Sportline TQR 725 ($80) Most sports watches look, well, sporty. But this HRM is sleek and has hands so it doesn’t look out of place when paired with a business suit. To check your heart rate, simply hold two fingers on the watch’s sensors near the face of the watch. Within seconds, red numbers appear below the hands, indicating your current heart rate. There's no timer function, but the HRM does have a second hand—so you’re covered if you want to do a few quick sprints.
Advanced: $100 +
Designed to suit the everyone from the aspiring athlete who works out multiple times a week to a super hard-core Iron Man competitor, these heart rate monitors give you loads of information about your workout and heart rate, so you can tweak your workout and get impressive boosts in performance as safely and quickly as possible. Features include: Programmable HR zones (an audible alert lets you know if you’re too high or low), calories burned, fitness tests, maximum heart rate, average heart rate, countdown timer, lap timer—all of which can be uploaded to your computer (wirelessly or via USB).
Garmin Forerunner 50 ($100) In addition to your heart rate, keep tabs on training time, pace (via a foot pod that attaches to your laces), distance, lap pace, lap time, average and best pace, and calories. When the Forerunner gets within range of your computer, all of this info is wirelessly transferred so you can store and analyze your progress—including average and maximum heart rate—using Garmin Connect. The foot pod and chest strap monitor are included.
Polar FT40 ($165) Take this chest-strap-style HRM’s fitness test (you sit quietly for 5 minutes while it measures your heart rate), and it automatically sets target heart rate zones based on your level. As you work out, it tracks your current heart rate and maximum heart rate, and alerts you if you’re out of the ideal zone. Post workout, you can upload all of your workout details to your computer. Use Polar’s online personal trainer, exercise journal and community to track your progress, connect with other women with similar goals and stay motivated.

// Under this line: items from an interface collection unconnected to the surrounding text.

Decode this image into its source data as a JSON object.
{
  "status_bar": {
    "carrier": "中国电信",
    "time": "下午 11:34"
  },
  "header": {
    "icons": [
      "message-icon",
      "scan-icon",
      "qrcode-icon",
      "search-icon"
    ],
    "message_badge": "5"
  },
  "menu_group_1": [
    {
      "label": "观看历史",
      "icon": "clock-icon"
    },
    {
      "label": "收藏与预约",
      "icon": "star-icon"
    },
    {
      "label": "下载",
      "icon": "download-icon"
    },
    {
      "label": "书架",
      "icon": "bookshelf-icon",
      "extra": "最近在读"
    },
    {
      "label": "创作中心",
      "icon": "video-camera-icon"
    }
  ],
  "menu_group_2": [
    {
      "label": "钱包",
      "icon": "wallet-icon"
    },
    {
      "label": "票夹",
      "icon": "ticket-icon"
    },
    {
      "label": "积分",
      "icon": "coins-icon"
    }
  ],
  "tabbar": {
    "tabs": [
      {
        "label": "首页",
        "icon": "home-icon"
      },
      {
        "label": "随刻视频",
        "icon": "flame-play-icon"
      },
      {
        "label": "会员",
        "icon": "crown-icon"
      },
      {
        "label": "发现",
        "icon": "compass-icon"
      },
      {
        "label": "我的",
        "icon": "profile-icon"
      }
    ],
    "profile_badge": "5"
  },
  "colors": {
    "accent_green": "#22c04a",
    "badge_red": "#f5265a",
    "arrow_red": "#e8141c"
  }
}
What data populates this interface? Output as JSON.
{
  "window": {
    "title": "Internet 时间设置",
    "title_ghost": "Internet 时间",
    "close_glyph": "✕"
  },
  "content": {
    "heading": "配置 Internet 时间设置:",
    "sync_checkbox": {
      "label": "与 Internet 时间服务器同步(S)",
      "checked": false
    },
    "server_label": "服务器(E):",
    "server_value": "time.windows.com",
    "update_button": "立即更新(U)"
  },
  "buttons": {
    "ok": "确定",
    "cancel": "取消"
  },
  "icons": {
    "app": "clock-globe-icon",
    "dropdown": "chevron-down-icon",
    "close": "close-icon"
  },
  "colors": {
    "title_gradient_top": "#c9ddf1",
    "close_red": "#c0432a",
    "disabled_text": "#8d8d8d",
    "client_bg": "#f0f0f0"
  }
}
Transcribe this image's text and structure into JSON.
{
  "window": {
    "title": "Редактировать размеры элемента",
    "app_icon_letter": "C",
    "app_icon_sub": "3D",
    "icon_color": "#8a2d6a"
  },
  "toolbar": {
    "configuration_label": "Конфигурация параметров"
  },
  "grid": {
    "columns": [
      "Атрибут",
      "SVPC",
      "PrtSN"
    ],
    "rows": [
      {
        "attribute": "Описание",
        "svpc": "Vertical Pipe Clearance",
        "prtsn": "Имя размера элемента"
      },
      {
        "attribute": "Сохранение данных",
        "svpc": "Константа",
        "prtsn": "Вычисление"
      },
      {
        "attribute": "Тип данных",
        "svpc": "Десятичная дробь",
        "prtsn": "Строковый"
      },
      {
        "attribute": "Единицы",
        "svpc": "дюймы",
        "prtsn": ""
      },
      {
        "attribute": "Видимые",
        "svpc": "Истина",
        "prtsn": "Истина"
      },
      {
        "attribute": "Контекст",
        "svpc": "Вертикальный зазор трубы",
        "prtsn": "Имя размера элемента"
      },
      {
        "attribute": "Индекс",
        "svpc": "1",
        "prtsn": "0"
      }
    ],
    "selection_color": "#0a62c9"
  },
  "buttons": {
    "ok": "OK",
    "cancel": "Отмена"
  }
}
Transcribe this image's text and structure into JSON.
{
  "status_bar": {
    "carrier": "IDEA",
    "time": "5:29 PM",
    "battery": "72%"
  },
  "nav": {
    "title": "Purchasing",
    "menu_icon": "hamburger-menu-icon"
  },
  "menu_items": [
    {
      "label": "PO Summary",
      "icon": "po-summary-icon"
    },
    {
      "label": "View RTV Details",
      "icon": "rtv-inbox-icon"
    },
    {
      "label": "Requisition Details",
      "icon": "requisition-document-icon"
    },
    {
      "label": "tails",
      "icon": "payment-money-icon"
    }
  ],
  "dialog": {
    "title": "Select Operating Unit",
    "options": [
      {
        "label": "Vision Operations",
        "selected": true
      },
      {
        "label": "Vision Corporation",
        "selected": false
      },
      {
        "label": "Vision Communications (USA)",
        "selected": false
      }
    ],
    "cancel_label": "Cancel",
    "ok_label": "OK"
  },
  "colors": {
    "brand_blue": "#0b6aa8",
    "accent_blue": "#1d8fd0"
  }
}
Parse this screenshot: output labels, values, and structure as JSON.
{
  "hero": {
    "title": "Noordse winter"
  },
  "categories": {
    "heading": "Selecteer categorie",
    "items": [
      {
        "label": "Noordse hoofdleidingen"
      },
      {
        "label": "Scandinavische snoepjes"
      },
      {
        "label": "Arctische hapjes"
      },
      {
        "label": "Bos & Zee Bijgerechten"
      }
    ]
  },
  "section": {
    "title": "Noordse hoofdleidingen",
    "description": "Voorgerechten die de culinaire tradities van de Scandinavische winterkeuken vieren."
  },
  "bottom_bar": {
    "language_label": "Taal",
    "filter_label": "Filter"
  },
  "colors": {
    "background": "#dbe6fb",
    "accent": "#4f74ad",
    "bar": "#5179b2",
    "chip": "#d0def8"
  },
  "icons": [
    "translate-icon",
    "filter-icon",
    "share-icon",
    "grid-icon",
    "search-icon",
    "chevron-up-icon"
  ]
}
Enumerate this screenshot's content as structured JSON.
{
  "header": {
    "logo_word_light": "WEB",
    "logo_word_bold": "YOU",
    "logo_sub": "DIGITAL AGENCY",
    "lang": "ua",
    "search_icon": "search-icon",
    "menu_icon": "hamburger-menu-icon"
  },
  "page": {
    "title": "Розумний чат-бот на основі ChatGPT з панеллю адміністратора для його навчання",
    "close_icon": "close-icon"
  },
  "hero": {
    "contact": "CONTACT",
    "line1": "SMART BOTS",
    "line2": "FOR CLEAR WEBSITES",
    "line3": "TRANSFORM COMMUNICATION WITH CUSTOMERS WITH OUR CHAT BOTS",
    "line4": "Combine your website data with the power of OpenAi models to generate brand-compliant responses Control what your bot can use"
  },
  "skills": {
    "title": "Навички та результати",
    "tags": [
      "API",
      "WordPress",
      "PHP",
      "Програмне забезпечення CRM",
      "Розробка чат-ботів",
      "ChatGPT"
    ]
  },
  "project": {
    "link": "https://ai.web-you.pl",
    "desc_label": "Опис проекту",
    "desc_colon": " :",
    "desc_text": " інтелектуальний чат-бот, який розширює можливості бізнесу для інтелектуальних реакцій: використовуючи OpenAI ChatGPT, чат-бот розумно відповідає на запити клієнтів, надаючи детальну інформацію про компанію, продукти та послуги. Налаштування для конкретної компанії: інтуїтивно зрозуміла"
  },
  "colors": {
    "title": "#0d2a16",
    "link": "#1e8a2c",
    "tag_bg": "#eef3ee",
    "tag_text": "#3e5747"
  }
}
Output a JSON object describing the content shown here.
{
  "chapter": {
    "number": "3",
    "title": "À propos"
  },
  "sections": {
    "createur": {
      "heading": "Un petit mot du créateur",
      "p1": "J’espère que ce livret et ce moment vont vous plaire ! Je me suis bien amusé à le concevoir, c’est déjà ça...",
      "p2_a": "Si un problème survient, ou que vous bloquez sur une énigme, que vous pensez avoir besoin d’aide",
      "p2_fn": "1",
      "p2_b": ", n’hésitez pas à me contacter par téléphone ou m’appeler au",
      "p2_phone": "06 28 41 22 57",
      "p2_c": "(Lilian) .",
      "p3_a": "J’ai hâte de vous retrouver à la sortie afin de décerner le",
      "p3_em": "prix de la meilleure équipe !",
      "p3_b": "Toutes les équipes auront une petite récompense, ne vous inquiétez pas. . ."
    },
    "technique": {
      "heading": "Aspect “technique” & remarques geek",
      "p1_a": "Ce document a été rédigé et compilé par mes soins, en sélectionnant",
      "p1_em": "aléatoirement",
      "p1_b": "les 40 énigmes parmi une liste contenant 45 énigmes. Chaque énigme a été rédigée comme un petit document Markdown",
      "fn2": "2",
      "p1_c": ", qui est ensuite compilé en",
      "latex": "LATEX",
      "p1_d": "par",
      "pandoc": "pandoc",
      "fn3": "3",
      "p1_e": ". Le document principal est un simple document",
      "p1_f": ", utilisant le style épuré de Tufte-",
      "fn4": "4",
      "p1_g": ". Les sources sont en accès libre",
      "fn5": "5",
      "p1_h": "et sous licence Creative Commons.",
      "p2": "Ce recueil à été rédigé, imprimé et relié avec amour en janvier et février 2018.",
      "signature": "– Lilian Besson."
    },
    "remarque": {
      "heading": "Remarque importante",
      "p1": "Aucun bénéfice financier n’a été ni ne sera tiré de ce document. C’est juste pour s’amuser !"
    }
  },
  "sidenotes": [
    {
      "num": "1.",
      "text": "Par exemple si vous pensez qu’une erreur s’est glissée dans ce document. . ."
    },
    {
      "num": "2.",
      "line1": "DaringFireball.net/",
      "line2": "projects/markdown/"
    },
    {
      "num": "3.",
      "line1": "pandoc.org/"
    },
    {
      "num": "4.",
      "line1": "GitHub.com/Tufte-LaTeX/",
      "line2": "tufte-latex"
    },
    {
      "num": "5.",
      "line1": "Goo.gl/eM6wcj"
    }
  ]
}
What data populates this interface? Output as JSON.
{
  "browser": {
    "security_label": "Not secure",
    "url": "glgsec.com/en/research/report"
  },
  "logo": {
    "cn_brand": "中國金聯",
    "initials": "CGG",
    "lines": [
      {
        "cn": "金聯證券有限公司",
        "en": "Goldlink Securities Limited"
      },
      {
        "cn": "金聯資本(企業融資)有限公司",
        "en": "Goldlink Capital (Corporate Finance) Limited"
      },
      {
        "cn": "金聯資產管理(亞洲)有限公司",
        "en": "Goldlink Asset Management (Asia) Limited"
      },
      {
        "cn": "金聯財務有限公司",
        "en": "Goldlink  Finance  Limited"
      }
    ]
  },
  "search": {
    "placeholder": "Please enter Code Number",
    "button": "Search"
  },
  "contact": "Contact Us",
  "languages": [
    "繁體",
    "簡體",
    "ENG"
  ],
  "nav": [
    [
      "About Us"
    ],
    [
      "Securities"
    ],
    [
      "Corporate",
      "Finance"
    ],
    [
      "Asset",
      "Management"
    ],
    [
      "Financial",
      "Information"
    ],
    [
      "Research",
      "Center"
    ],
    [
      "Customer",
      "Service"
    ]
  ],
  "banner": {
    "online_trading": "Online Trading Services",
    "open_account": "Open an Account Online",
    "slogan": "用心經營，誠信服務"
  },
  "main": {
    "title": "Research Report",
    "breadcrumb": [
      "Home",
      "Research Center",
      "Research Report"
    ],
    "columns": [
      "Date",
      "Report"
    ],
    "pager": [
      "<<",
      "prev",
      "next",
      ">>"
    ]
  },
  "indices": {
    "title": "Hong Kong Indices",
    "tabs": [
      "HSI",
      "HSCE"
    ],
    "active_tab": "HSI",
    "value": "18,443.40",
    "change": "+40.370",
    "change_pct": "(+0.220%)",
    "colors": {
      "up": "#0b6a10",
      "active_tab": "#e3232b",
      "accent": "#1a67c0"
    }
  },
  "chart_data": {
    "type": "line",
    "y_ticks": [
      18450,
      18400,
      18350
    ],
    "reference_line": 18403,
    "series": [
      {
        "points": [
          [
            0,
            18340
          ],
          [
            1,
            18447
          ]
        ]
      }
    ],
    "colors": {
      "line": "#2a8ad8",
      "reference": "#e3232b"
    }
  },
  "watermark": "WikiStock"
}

Hate the chest strap? Try a stand-alone monitor to pair with your heart rate monitor watch.
NuMetrex Heart Rate Monitor Sports Bra ($50) Conductive fibers woven into the bra automatically sense heart rate and a tiny transmitter sends the info wirelessly to your watch.